[Task to carry out]: Write the records below out again exactly as given, with no images.

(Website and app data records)
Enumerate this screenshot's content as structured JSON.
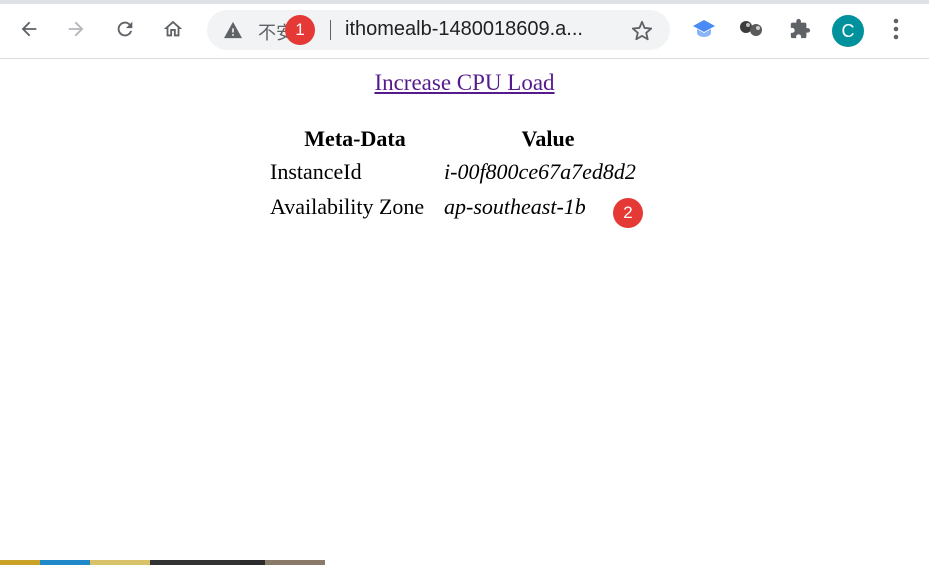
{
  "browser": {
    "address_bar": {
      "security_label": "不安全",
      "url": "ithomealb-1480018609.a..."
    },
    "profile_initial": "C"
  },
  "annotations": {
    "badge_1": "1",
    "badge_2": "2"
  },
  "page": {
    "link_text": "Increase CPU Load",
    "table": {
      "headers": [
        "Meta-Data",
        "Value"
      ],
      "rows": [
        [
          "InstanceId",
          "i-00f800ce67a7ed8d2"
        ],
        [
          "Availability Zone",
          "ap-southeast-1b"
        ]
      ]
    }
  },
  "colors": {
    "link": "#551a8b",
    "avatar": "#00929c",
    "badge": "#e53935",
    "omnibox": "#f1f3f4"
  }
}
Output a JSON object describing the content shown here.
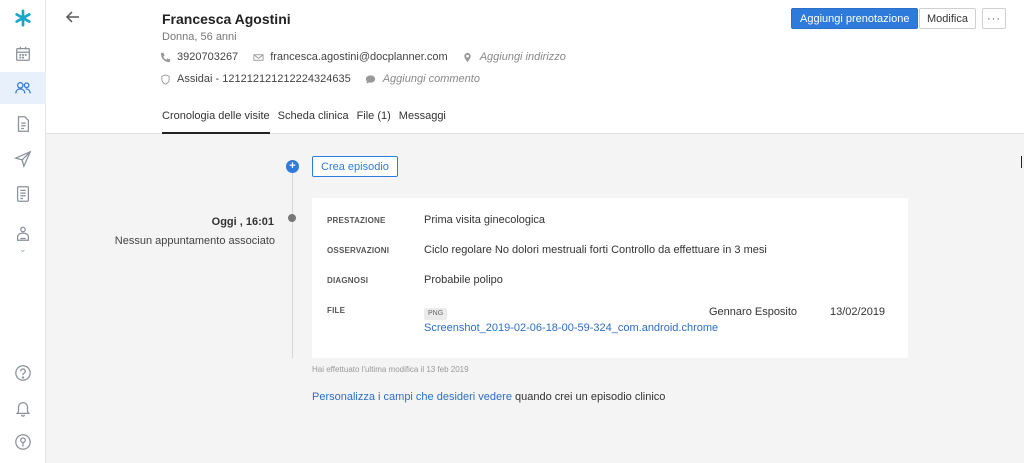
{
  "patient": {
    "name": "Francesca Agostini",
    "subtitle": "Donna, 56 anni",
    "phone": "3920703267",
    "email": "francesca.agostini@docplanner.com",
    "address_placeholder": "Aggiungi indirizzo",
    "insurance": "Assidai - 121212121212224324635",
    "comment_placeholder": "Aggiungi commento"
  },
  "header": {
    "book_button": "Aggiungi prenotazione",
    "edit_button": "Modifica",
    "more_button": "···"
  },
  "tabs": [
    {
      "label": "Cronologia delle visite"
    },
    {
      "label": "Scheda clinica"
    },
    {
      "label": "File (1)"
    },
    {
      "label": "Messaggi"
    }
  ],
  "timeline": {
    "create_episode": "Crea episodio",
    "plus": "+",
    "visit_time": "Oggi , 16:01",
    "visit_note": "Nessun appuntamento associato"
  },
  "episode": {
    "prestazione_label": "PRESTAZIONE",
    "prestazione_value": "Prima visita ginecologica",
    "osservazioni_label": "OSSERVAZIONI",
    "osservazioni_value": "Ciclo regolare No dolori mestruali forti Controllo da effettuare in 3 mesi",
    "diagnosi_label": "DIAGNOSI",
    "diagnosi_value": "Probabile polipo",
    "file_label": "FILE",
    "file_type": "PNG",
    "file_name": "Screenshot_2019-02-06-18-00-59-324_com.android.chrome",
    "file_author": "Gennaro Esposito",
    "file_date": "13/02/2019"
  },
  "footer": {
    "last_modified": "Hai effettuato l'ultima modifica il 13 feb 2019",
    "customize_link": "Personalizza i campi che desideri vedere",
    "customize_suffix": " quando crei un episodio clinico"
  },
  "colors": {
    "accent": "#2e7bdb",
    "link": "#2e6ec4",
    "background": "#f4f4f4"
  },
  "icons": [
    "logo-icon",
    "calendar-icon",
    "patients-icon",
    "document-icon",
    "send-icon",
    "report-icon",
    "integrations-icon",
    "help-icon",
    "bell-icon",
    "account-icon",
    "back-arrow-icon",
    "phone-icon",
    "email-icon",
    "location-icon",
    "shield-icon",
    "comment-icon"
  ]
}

[Answer for this exercise]:
Enumerate this screenshot's content as structured JSON.
{
  "browser": {
    "address_bar": {
      "security_label": "不安全",
      "url": "ithomealb-1480018609.a..."
    },
    "profile_initial": "C"
  },
  "annotations": {
    "badge_1": "1",
    "badge_2": "2"
  },
  "page": {
    "link_text": "Increase CPU Load",
    "table": {
      "headers": [
        "Meta-Data",
        "Value"
      ],
      "rows": [
        [
          "InstanceId",
          "i-00f800ce67a7ed8d2"
        ],
        [
          "Availability Zone",
          "ap-southeast-1b"
        ]
      ]
    }
  },
  "colors": {
    "link": "#551a8b",
    "avatar": "#00929c",
    "badge": "#e53935",
    "omnibox": "#f1f3f4"
  }
}
Output a JSON object describing the content shown here.
{
  "patient": {
    "name": "Francesca Agostini",
    "subtitle": "Donna, 56 anni",
    "phone": "3920703267",
    "email": "francesca.agostini@docplanner.com",
    "address_placeholder": "Aggiungi indirizzo",
    "insurance": "Assidai - 121212121212224324635",
    "comment_placeholder": "Aggiungi commento"
  },
  "header": {
    "book_button": "Aggiungi prenotazione",
    "edit_button": "Modifica",
    "more_button": "···"
  },
  "tabs": [
    {
      "label": "Cronologia delle visite"
    },
    {
      "label": "Scheda clinica"
    },
    {
      "label": "File (1)"
    },
    {
      "label": "Messaggi"
    }
  ],
  "timeline": {
    "create_episode": "Crea episodio",
    "plus": "+",
    "visit_time": "Oggi , 16:01",
    "visit_note": "Nessun appuntamento associato"
  },
  "episode": {
    "prestazione_label": "PRESTAZIONE",
    "prestazione_value": "Prima visita ginecologica",
    "osservazioni_label": "OSSERVAZIONI",
    "osservazioni_value": "Ciclo regolare No dolori mestruali forti Controllo da effettuare in 3 mesi",
    "diagnosi_label": "DIAGNOSI",
    "diagnosi_value": "Probabile polipo",
    "file_label": "FILE",
    "file_type": "PNG",
    "file_name": "Screenshot_2019-02-06-18-00-59-324_com.android.chrome",
    "file_author": "Gennaro Esposito",
    "file_date": "13/02/2019"
  },
  "footer": {
    "last_modified": "Hai effettuato l'ultima modifica il 13 feb 2019",
    "customize_link": "Personalizza i campi che desideri vedere",
    "customize_suffix": " quando crei un episodio clinico"
  },
  "colors": {
    "accent": "#2e7bdb",
    "link": "#2e6ec4",
    "background": "#f4f4f4"
  },
  "icons": [
    "logo-icon",
    "calendar-icon",
    "patients-icon",
    "document-icon",
    "send-icon",
    "report-icon",
    "integrations-icon",
    "help-icon",
    "bell-icon",
    "account-icon",
    "back-arrow-icon",
    "phone-icon",
    "email-icon",
    "location-icon",
    "shield-icon",
    "comment-icon"
  ]
}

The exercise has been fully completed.